(Stored items)

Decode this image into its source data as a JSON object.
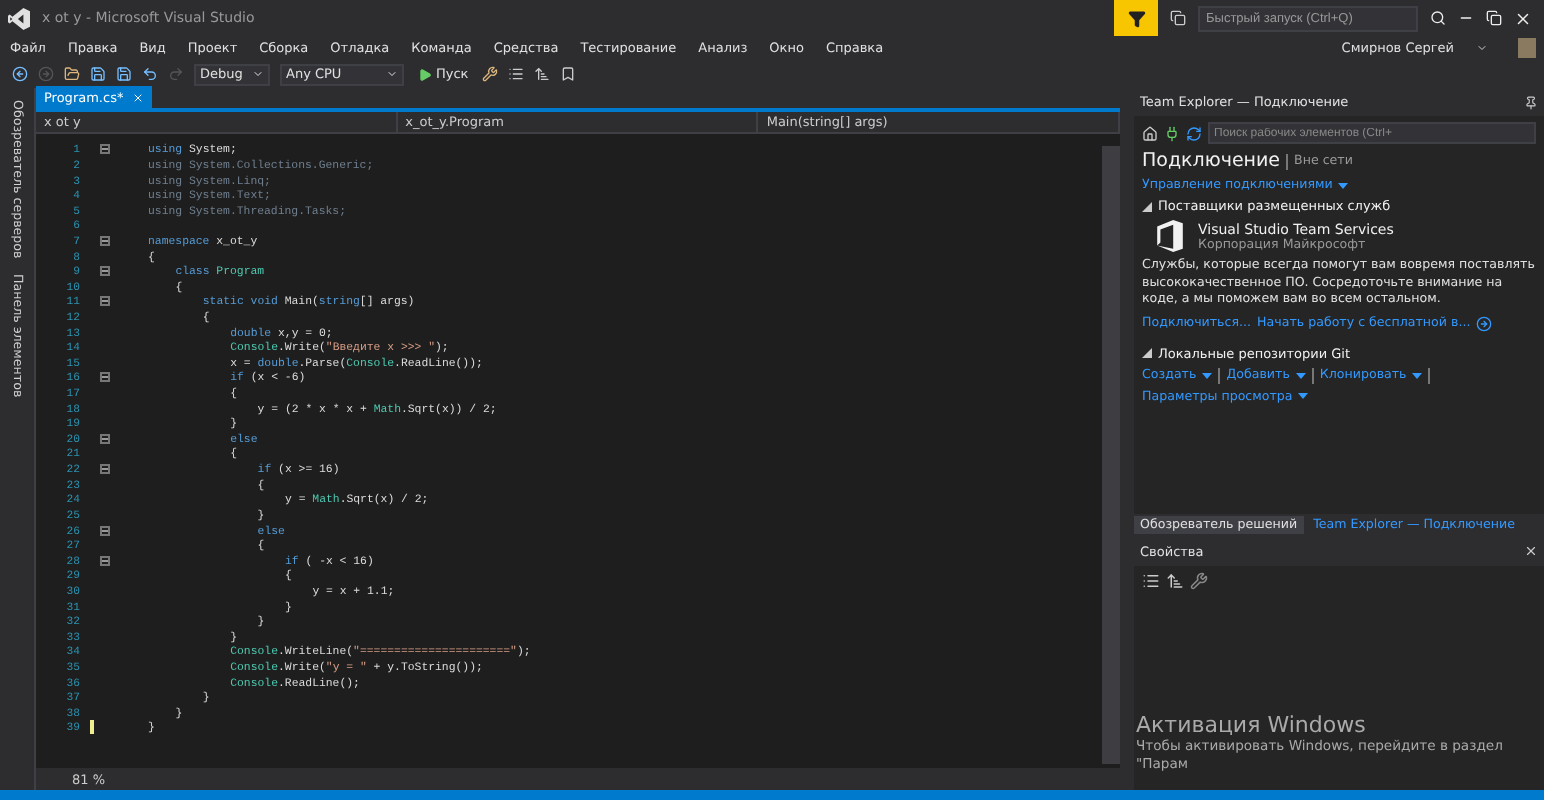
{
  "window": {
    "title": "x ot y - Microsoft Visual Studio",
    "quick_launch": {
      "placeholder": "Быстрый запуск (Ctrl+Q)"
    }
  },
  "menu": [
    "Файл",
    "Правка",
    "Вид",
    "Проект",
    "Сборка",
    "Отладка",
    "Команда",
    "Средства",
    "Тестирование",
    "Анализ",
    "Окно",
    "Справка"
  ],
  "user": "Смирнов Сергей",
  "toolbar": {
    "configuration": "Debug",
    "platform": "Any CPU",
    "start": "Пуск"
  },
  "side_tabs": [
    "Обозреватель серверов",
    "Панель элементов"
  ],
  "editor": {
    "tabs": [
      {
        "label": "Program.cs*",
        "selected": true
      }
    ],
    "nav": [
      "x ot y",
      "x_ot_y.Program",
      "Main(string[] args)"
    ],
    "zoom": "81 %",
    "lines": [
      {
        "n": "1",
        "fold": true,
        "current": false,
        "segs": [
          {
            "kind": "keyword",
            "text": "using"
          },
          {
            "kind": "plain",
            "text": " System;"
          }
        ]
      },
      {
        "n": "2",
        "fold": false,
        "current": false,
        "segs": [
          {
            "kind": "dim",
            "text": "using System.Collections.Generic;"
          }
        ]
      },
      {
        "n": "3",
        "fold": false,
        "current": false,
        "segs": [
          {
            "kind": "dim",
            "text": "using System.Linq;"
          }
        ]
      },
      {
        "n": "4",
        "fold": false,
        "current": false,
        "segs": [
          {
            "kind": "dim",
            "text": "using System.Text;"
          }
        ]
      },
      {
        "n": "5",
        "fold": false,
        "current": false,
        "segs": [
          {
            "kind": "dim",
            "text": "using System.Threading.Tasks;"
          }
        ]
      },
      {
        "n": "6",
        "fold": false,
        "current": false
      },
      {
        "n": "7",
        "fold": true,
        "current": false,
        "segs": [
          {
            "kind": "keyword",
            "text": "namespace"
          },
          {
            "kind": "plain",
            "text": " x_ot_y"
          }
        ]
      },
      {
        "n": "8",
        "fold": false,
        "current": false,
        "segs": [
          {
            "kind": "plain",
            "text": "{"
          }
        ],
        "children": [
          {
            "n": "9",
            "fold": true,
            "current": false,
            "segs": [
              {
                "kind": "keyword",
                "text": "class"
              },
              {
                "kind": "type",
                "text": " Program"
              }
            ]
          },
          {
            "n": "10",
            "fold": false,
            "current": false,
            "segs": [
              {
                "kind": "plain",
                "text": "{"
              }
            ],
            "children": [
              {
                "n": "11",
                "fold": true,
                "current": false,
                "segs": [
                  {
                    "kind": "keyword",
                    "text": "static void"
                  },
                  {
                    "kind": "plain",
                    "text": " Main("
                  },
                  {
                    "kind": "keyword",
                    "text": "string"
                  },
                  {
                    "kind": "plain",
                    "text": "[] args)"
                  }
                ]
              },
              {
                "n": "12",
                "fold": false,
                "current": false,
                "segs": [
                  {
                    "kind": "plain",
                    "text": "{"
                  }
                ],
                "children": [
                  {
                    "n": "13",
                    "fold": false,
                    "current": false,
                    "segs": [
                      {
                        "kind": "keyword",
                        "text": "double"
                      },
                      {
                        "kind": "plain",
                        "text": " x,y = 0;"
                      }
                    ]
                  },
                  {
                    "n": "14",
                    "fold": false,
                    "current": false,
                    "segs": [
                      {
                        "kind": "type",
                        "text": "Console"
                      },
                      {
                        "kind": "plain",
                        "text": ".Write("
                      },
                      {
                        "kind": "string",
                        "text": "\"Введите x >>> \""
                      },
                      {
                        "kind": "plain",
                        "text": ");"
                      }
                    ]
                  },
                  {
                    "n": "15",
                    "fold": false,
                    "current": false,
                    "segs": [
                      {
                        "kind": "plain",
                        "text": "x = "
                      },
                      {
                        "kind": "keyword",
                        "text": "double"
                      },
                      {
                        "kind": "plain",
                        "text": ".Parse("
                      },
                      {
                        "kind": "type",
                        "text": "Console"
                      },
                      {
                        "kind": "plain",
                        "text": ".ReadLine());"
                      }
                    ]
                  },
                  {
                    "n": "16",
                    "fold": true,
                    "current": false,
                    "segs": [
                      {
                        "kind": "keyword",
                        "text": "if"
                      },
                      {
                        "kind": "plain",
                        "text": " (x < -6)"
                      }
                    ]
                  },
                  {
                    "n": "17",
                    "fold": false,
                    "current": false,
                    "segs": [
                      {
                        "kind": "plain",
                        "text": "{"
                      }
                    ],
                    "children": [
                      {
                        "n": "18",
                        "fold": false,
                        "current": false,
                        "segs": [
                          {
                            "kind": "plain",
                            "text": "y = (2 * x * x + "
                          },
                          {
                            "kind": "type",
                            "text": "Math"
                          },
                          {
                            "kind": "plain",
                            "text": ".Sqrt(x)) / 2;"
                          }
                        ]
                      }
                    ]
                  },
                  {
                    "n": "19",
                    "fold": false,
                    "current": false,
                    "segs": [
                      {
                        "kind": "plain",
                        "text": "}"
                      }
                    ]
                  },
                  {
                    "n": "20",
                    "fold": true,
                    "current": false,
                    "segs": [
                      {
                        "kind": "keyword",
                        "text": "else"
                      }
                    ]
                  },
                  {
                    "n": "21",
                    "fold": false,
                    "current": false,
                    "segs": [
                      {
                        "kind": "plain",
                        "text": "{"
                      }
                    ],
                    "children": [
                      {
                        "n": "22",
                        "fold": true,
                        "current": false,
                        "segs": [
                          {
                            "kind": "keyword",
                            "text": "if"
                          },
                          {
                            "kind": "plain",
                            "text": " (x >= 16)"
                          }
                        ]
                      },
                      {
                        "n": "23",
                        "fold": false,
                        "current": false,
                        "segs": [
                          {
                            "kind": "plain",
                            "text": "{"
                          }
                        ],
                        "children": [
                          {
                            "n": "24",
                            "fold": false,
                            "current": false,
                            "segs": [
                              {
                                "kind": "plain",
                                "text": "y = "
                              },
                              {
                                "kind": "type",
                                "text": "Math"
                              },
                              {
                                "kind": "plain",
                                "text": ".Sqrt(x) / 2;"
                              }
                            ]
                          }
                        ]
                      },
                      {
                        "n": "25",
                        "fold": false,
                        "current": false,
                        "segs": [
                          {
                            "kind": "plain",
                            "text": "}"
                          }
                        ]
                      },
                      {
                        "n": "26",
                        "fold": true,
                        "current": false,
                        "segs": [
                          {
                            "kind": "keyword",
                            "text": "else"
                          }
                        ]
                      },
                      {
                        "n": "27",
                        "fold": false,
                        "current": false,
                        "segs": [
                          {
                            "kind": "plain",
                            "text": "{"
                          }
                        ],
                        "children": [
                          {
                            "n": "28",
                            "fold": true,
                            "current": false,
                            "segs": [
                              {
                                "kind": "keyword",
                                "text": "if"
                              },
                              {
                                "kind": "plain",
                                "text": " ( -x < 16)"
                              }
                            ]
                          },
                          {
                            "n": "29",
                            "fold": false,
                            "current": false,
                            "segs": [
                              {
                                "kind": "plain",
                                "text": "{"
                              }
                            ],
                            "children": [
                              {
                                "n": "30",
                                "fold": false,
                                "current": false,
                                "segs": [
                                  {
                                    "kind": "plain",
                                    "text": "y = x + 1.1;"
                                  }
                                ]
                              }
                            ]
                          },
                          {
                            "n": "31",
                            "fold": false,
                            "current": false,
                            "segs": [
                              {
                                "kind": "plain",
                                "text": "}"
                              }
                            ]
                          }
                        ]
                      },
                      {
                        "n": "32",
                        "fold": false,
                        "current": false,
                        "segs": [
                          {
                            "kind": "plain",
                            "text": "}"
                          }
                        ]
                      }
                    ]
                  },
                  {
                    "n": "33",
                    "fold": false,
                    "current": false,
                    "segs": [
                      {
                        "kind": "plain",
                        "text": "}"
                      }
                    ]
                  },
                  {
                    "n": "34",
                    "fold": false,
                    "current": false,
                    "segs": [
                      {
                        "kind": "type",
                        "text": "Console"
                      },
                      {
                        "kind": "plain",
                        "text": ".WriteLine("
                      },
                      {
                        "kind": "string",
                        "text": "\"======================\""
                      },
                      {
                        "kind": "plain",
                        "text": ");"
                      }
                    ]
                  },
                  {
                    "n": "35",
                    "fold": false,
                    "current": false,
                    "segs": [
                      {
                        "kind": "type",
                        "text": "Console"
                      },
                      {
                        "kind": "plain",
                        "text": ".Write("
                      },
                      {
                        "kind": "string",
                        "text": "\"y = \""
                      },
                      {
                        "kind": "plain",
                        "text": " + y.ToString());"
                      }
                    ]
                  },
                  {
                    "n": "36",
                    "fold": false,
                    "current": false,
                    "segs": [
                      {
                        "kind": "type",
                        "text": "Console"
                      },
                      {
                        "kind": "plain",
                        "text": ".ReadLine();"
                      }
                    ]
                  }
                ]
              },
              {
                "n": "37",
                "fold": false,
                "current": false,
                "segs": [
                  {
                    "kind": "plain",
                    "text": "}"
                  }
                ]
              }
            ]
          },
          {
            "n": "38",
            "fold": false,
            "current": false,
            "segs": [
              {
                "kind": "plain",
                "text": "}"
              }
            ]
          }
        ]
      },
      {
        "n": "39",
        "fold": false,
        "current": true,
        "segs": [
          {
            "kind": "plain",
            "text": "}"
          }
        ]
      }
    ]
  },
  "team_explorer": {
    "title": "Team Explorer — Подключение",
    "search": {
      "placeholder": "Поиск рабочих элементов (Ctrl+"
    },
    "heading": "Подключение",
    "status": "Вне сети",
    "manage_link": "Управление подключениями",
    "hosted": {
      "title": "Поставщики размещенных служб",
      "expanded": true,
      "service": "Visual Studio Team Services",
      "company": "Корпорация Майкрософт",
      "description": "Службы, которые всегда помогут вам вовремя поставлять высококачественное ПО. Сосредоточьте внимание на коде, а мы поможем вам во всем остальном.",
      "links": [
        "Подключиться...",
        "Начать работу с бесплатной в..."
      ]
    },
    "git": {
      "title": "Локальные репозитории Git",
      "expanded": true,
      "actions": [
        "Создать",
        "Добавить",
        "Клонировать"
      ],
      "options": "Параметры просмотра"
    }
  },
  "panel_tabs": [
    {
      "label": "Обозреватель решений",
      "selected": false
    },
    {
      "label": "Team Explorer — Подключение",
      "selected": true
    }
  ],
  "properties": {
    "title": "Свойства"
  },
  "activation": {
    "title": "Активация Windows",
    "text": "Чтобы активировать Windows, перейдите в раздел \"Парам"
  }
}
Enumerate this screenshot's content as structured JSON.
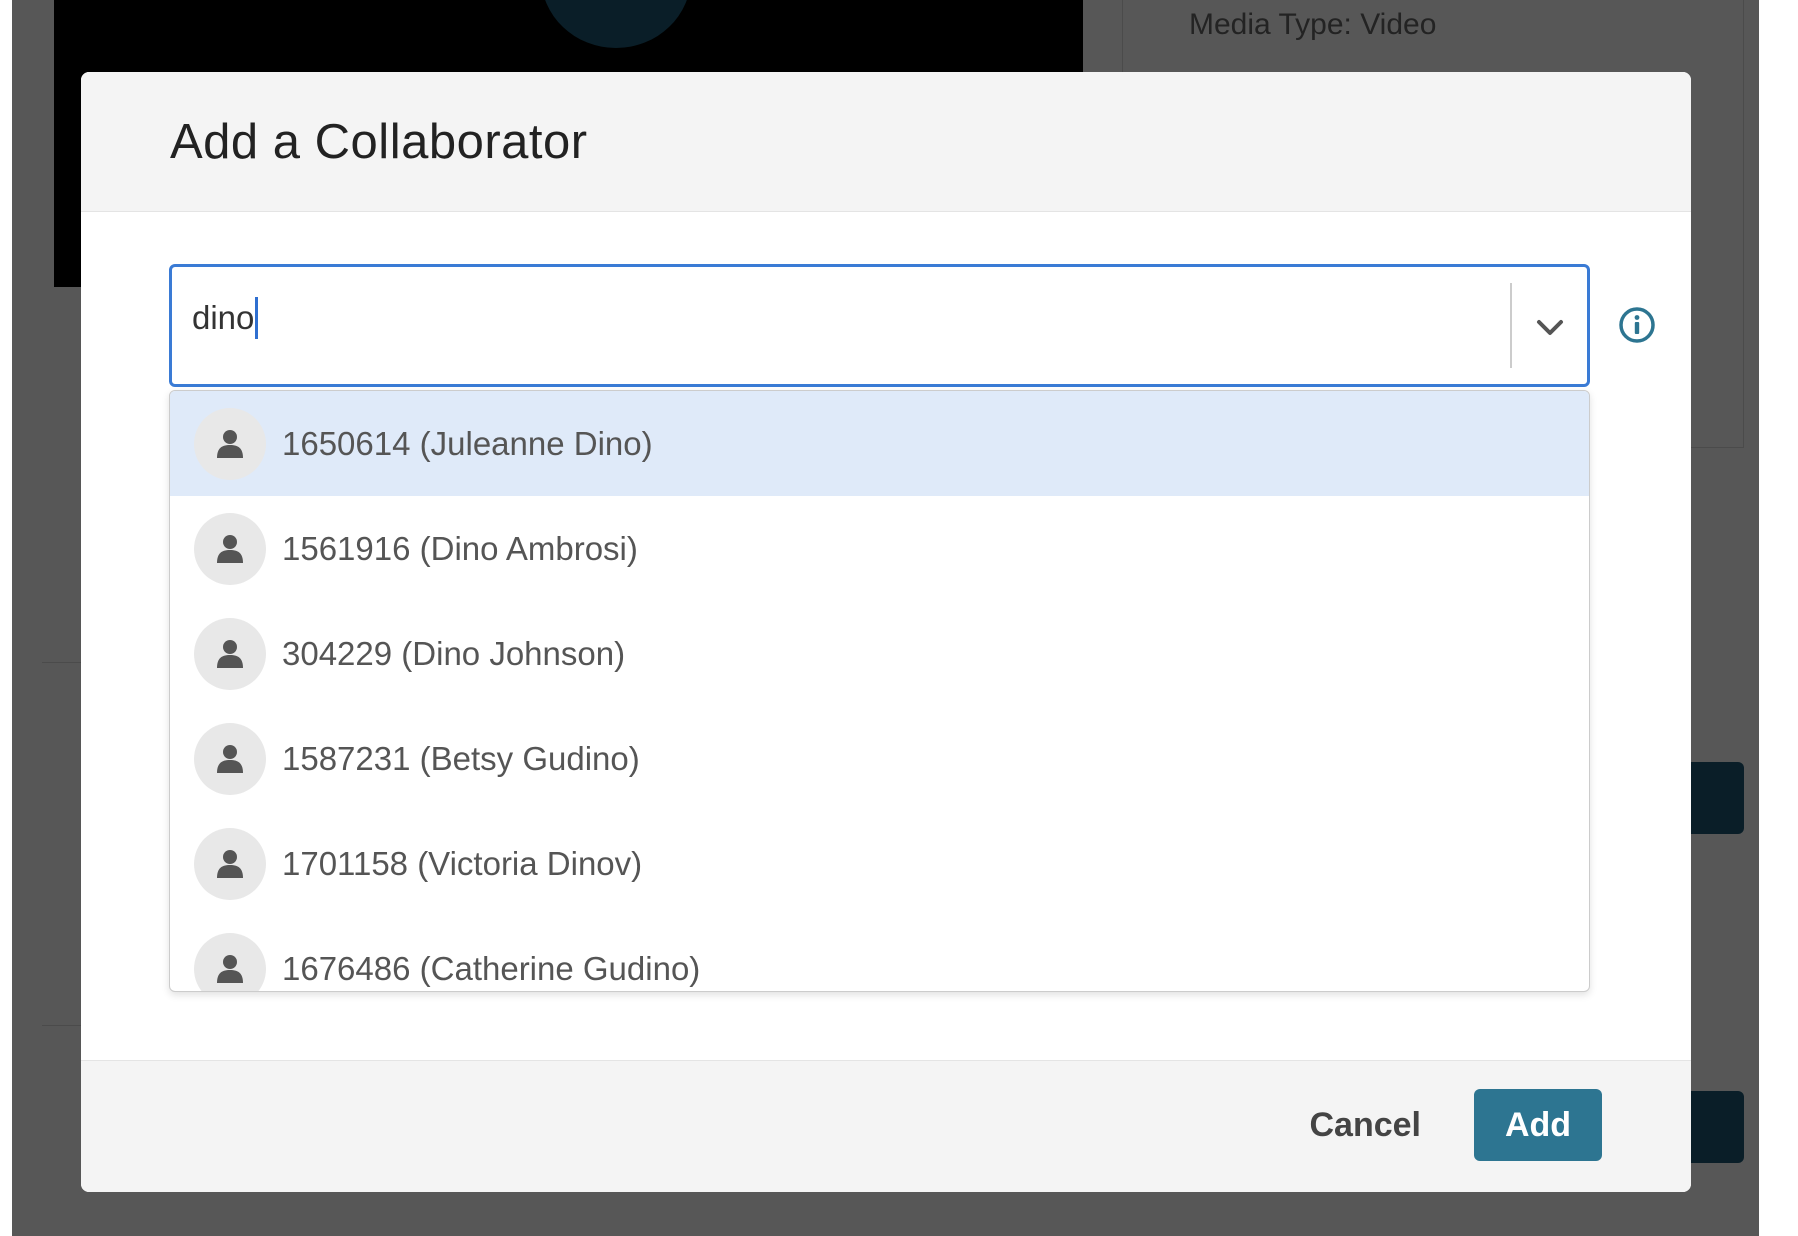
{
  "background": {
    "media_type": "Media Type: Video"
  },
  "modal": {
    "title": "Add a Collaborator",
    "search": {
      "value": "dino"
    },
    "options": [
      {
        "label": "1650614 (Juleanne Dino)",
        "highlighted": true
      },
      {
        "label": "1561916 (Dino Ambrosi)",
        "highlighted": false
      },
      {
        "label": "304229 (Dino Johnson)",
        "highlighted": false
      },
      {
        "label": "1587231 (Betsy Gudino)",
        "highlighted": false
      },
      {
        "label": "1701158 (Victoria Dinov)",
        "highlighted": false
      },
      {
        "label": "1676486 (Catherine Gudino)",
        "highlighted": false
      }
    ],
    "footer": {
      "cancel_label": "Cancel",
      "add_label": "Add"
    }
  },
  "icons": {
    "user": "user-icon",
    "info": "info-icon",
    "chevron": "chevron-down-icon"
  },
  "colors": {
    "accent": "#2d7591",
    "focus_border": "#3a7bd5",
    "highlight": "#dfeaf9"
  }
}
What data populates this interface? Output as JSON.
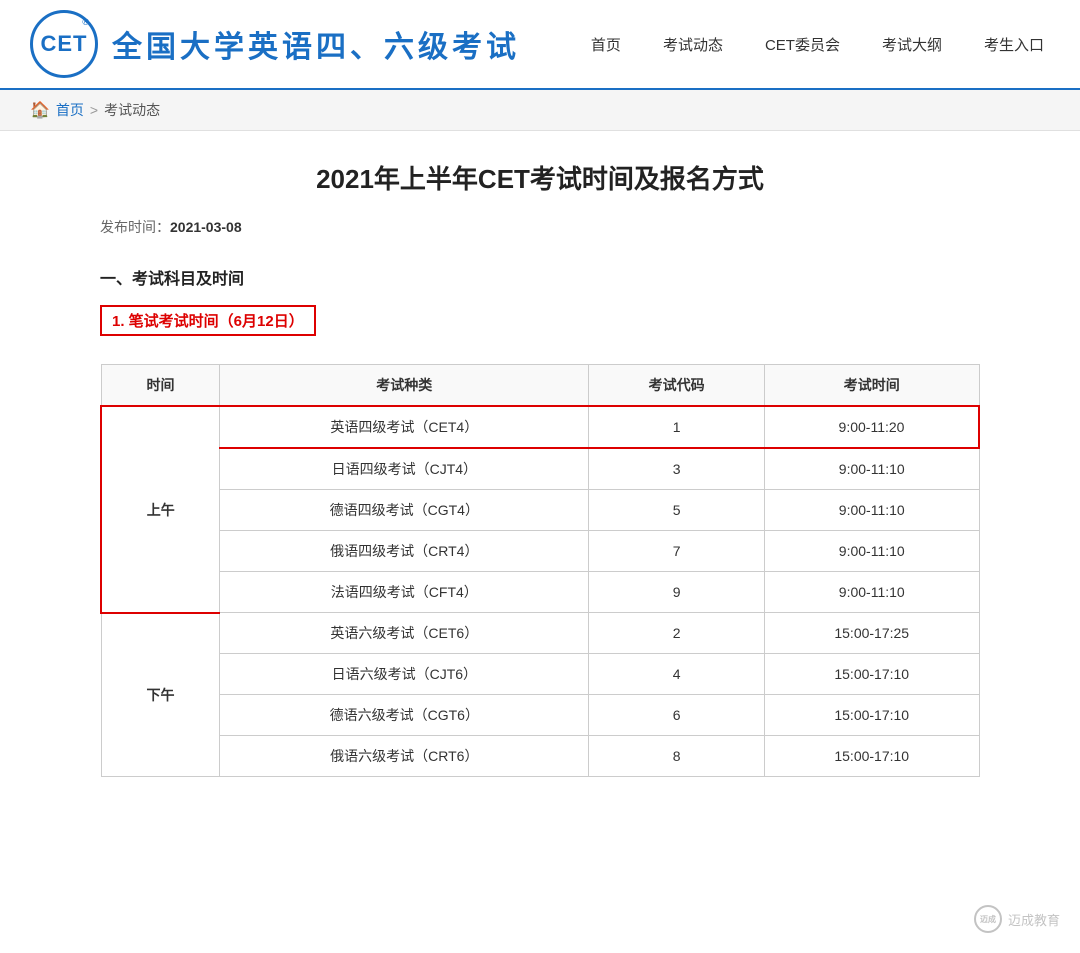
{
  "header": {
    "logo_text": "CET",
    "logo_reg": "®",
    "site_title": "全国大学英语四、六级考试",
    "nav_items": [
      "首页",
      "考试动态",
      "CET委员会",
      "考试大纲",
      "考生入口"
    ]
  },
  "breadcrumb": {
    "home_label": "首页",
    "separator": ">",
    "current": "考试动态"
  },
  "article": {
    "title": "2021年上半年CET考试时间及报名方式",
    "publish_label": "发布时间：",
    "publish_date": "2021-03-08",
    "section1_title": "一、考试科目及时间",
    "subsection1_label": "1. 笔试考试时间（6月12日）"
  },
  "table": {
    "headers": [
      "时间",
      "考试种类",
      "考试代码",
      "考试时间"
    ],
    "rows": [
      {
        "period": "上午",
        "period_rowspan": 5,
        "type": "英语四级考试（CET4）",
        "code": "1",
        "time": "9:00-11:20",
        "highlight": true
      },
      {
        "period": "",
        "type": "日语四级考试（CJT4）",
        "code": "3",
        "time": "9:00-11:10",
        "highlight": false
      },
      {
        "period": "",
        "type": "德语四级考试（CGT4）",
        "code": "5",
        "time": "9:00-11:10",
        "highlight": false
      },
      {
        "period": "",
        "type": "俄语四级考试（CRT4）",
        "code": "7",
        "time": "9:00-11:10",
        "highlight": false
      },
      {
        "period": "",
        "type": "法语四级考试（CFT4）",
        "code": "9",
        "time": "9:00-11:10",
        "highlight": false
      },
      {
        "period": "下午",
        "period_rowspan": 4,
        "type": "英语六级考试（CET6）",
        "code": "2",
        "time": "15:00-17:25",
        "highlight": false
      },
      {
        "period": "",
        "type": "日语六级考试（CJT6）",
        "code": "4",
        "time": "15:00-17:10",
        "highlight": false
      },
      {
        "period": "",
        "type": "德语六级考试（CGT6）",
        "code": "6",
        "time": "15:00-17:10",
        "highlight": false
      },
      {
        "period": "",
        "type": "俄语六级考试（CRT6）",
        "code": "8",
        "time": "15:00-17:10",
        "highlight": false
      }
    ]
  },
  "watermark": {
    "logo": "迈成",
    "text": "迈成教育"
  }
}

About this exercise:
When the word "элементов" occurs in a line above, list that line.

Answer box:
    "Панель элементов"
      "placeholder": "Поиск рабочих элементов (Ctrl+"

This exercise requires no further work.